Russia’s Novatek resumes fuel loadings at damaged Ust-Luga terminal -sources, data
Russian energy company Novatek resumed fuel loadings on Wednesday at its Baltic Sea Ust-Luga terminal, damaged in a suspected drone attack, according to industry sources and LSEG data.
The attack and ensuing fire have disrupted Russian fuel exports and added to uncertainty in energy markets already rocked by geopolitical jitters and tensions in the Red Sea region, one of the key gateways for global oil exports.
According to the data, the tankers Minerva Julie and Chrystal Arctic are currently being loaded with fuel.
Novatek did not immediately respond to a Reuters request for comment.
Novatek said on Sunday it had been forced to suspend some operations at the huge Baltic Sea fuel export terminal and “technological processes” at a nearby fuel-producing complex due to a fire, started by what Ukrainian media said was a drone attack.
Operations at the processing complex have not yet resumed. Analysts have said it would take weeks for the complex to restore full-scale operations.
Novatek’s terminal accounted for 2.8 million of the 5.2 million tons of naphtha shipped to Asia from the port of Ust-Luga in 2023, LSEG data show.
The complex receives some 7 million metric tons a year of gas condensate, a type of light oil, from Novaket’s Purovsky plant in Western Siberia to produce oil products such as naphtha, jet fuel and gasoil.
Novatek’s complex produces mostly naphtha for Asia, including China, Singapore, Taiwan and Malaysia, as well as jet fuel with delivery to Istanbul for Turkish Airlines.
According to Novatek, in 2022, the Ust-Luga complex produced 6.825 million tons of products, including 4.208 million tons of light and heavy naphtha, 1.052 million tons of jet fuel, 1.487 million tons of ship fuel component (fuel oil) and gasoil as well as 78,000 tons of liquefied petroleum gas.
Analysts said Novatek will now be forced to export more gas condensate instead of high-margin fuel via other terminals.

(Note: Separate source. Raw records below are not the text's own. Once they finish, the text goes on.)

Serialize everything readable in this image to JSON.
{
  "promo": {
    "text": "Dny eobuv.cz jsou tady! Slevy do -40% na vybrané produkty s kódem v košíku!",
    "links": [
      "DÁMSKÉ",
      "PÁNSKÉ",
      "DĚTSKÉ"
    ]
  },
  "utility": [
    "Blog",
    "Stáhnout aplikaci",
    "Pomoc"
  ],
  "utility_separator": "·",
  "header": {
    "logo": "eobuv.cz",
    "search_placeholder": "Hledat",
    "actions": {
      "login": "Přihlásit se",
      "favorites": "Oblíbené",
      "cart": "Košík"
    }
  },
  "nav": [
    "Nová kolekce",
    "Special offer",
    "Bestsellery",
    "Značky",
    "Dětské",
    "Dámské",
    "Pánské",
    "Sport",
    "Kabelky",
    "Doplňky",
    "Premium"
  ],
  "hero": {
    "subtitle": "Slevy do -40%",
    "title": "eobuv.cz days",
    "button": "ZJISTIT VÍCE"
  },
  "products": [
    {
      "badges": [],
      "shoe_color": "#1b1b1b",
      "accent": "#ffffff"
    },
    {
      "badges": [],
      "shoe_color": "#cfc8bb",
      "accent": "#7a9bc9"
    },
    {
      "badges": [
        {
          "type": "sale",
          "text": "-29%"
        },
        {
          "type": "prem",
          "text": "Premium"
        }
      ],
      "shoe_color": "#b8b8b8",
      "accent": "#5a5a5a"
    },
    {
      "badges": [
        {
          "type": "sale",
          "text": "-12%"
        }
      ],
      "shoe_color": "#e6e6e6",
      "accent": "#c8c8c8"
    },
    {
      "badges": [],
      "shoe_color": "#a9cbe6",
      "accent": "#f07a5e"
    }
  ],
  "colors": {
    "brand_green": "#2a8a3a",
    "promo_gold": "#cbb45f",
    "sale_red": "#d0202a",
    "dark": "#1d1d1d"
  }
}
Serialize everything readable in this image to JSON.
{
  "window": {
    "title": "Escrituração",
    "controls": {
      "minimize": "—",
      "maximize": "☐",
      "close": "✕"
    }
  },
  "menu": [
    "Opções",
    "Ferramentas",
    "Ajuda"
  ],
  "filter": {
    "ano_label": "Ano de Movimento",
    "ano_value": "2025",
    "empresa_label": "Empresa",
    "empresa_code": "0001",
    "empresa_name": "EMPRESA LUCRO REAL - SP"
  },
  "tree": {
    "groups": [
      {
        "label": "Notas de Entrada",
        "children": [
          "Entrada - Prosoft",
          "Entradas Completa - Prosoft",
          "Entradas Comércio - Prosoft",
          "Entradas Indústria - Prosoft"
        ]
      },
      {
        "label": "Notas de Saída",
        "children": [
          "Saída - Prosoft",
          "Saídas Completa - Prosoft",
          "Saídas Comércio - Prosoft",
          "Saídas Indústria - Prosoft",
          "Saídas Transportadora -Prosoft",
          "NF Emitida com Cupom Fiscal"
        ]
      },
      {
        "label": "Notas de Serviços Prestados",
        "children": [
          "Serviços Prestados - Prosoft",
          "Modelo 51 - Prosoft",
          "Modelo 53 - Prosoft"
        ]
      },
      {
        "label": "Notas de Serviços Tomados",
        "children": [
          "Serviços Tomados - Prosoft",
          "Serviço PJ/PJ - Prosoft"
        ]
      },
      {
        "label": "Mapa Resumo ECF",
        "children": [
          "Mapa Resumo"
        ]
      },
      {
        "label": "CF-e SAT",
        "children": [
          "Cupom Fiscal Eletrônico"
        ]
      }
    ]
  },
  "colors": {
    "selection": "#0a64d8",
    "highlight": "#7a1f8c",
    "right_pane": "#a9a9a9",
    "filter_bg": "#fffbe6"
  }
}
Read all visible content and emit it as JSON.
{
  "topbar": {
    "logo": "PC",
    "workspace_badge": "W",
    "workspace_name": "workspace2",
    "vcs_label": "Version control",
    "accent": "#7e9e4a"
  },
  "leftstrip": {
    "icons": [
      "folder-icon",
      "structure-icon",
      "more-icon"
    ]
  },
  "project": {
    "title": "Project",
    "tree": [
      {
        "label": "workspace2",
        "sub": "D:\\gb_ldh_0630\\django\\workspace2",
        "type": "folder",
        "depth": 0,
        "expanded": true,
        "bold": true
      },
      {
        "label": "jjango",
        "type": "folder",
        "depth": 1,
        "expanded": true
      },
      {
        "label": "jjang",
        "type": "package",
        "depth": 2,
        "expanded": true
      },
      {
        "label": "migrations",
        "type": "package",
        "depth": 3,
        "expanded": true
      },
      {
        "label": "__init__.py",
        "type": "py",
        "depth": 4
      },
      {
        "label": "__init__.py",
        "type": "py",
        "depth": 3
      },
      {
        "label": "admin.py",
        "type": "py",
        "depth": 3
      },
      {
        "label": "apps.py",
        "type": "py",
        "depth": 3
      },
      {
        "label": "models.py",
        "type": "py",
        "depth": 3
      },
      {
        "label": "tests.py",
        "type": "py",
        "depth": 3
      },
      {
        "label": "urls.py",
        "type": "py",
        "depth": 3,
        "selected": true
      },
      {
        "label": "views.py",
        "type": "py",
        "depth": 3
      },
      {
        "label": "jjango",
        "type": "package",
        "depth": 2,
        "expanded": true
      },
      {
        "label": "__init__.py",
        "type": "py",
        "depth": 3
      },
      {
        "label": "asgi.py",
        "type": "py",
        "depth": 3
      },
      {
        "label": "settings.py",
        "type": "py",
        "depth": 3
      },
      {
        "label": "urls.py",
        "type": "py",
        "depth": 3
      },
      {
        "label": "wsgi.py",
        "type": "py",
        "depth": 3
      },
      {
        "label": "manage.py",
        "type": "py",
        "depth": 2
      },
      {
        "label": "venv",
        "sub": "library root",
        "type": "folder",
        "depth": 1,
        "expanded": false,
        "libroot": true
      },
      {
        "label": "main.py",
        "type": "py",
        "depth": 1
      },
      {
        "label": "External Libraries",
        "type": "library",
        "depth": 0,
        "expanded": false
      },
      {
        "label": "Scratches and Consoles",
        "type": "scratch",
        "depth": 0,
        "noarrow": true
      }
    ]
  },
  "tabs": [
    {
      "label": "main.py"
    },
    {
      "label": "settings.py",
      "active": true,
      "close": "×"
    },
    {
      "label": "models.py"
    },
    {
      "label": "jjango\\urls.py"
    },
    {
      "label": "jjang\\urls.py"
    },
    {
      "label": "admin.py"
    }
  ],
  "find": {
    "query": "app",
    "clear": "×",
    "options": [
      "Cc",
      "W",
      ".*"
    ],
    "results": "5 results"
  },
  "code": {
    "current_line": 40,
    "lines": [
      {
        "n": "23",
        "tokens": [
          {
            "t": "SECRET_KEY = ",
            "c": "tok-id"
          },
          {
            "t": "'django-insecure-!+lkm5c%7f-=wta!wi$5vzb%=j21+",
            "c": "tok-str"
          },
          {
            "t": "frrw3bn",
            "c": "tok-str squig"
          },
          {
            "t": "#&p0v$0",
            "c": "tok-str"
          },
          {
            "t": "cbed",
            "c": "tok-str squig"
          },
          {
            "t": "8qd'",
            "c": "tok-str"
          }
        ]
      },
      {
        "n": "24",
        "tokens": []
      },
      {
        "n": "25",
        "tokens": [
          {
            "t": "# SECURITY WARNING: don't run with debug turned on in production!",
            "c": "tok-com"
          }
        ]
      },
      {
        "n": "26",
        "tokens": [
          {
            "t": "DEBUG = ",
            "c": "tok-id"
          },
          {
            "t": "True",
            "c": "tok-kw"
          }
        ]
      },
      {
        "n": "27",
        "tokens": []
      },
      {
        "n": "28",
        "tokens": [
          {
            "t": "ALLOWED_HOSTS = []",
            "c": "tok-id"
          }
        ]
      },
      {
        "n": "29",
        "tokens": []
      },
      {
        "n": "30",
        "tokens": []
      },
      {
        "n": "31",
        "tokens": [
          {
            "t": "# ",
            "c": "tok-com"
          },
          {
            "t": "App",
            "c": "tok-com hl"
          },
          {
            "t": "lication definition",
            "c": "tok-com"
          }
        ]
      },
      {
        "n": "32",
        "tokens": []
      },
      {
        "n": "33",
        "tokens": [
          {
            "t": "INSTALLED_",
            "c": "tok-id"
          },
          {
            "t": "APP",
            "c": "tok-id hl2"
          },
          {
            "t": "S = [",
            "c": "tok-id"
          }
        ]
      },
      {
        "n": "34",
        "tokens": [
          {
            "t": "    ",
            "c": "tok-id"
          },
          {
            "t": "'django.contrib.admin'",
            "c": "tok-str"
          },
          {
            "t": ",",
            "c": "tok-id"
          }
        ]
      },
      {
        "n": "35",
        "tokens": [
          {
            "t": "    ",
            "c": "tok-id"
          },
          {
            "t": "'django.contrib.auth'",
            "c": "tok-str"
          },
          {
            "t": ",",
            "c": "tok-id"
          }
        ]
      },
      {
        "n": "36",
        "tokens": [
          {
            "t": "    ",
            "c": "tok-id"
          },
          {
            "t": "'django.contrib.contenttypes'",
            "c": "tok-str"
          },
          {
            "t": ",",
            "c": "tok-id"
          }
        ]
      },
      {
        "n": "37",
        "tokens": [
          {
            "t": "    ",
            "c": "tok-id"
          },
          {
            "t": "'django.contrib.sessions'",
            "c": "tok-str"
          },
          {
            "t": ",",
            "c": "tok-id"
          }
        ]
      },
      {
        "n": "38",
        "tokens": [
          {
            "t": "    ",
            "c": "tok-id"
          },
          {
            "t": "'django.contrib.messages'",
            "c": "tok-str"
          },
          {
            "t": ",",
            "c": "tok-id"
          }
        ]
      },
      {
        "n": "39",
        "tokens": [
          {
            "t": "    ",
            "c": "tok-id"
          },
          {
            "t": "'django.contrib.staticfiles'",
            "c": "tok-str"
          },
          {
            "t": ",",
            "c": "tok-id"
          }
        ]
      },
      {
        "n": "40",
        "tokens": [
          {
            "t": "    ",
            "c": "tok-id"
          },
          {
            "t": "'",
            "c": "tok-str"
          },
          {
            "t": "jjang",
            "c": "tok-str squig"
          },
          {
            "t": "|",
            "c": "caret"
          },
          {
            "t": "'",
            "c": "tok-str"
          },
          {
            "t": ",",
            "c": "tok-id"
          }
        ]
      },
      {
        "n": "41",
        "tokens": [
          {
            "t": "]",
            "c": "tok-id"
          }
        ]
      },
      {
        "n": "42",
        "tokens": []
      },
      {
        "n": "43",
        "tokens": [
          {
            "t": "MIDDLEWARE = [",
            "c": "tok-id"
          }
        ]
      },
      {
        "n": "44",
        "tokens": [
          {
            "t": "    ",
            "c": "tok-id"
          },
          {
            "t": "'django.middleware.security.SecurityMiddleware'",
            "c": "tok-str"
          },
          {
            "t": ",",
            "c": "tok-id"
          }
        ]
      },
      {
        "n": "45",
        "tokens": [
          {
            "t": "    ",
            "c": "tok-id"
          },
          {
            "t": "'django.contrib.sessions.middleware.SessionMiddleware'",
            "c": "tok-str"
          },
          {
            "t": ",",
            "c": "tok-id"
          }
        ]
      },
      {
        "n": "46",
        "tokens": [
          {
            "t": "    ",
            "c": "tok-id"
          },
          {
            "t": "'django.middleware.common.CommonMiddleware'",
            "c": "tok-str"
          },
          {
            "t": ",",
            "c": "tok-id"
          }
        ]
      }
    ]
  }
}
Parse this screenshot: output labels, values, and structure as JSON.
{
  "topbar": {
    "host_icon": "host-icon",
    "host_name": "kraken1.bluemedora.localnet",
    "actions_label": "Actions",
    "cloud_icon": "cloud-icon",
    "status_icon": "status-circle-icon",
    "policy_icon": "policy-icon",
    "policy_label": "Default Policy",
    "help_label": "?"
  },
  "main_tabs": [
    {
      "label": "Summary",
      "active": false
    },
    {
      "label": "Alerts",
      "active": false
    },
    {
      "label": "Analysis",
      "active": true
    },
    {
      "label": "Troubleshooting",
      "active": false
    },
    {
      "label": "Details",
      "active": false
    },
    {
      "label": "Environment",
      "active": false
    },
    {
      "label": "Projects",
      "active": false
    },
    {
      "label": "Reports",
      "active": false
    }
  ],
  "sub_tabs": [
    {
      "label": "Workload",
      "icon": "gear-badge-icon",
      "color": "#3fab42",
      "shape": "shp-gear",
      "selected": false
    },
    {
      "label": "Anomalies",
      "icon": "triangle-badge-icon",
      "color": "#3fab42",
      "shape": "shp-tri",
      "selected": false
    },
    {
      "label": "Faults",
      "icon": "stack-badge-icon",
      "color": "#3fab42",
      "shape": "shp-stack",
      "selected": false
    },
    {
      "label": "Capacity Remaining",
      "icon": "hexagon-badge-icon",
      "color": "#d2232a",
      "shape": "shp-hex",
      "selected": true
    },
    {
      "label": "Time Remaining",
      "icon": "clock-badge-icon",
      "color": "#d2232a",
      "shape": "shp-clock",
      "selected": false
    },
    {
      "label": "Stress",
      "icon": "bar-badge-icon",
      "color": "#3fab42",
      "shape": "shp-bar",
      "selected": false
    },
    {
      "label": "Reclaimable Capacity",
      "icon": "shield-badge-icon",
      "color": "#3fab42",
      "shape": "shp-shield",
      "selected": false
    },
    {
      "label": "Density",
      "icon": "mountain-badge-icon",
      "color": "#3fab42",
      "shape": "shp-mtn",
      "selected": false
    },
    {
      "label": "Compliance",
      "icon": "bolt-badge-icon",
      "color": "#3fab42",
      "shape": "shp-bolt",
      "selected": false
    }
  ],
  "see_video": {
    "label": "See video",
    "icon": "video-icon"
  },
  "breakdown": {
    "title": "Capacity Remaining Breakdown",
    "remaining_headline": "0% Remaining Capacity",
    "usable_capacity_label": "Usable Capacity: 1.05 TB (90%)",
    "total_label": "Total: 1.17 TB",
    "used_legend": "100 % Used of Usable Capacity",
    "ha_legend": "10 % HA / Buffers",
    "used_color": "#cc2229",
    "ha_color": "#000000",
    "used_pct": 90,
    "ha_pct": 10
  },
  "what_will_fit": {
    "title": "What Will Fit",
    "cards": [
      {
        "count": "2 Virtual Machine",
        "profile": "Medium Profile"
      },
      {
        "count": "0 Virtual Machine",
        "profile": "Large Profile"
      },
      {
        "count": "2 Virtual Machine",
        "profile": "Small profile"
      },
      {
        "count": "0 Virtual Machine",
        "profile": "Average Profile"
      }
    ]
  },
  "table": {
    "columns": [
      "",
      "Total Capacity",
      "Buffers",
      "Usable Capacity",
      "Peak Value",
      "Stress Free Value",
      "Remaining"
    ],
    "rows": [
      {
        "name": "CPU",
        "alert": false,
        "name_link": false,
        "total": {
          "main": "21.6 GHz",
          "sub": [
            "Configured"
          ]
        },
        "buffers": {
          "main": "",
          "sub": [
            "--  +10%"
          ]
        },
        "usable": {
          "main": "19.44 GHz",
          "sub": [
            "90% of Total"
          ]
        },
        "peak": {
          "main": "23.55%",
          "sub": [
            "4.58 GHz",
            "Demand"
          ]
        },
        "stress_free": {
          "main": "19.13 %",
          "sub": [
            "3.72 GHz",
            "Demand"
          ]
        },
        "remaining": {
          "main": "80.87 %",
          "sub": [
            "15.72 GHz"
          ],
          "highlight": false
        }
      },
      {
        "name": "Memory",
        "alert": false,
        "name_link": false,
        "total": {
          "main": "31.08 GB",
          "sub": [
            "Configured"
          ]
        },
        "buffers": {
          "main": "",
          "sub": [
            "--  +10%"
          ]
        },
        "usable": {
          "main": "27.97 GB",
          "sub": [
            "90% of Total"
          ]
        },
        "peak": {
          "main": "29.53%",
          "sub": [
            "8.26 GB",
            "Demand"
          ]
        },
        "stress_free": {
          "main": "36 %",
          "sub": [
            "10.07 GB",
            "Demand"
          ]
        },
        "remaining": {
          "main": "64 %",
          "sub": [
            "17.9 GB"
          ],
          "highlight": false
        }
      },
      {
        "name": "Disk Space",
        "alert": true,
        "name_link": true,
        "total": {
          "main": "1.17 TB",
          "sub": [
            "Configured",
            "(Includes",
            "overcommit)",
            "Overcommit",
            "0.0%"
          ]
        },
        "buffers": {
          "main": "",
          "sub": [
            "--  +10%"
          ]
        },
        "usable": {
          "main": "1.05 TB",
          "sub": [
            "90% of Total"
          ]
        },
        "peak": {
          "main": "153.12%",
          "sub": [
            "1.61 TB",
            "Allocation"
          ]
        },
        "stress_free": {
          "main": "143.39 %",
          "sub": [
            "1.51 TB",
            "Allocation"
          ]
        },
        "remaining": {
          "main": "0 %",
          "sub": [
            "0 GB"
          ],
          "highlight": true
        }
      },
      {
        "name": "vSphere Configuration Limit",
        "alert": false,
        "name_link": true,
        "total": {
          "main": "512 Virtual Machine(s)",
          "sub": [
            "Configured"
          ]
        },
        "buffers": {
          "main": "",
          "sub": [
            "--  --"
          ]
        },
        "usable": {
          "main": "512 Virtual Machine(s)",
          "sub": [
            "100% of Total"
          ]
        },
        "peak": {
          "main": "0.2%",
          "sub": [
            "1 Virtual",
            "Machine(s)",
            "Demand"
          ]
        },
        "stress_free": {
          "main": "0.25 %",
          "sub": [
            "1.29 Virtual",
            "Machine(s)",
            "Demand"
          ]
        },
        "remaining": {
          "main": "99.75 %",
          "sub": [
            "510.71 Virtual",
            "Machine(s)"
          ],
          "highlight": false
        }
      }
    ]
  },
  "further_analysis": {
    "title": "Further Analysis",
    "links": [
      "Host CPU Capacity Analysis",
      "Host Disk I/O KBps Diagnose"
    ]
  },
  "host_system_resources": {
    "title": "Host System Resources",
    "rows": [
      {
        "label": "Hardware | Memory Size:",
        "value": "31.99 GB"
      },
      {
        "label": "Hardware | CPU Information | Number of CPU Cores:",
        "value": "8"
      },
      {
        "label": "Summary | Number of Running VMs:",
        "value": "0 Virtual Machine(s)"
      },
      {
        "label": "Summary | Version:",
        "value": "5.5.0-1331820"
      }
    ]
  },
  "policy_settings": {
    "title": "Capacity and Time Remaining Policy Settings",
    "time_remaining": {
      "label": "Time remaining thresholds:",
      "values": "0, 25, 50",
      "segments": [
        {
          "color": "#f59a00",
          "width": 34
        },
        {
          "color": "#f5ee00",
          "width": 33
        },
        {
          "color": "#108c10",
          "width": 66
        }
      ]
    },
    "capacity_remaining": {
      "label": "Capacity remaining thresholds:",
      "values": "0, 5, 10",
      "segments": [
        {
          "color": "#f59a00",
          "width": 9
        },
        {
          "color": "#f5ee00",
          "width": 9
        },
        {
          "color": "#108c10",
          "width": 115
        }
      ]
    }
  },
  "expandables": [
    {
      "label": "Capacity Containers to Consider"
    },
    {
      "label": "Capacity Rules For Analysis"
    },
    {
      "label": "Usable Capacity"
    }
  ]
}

Source: Reuters (Reporting by Reuters; writing by Vladimir Soldatkin; editing by Kim Coghill and Jason Neely)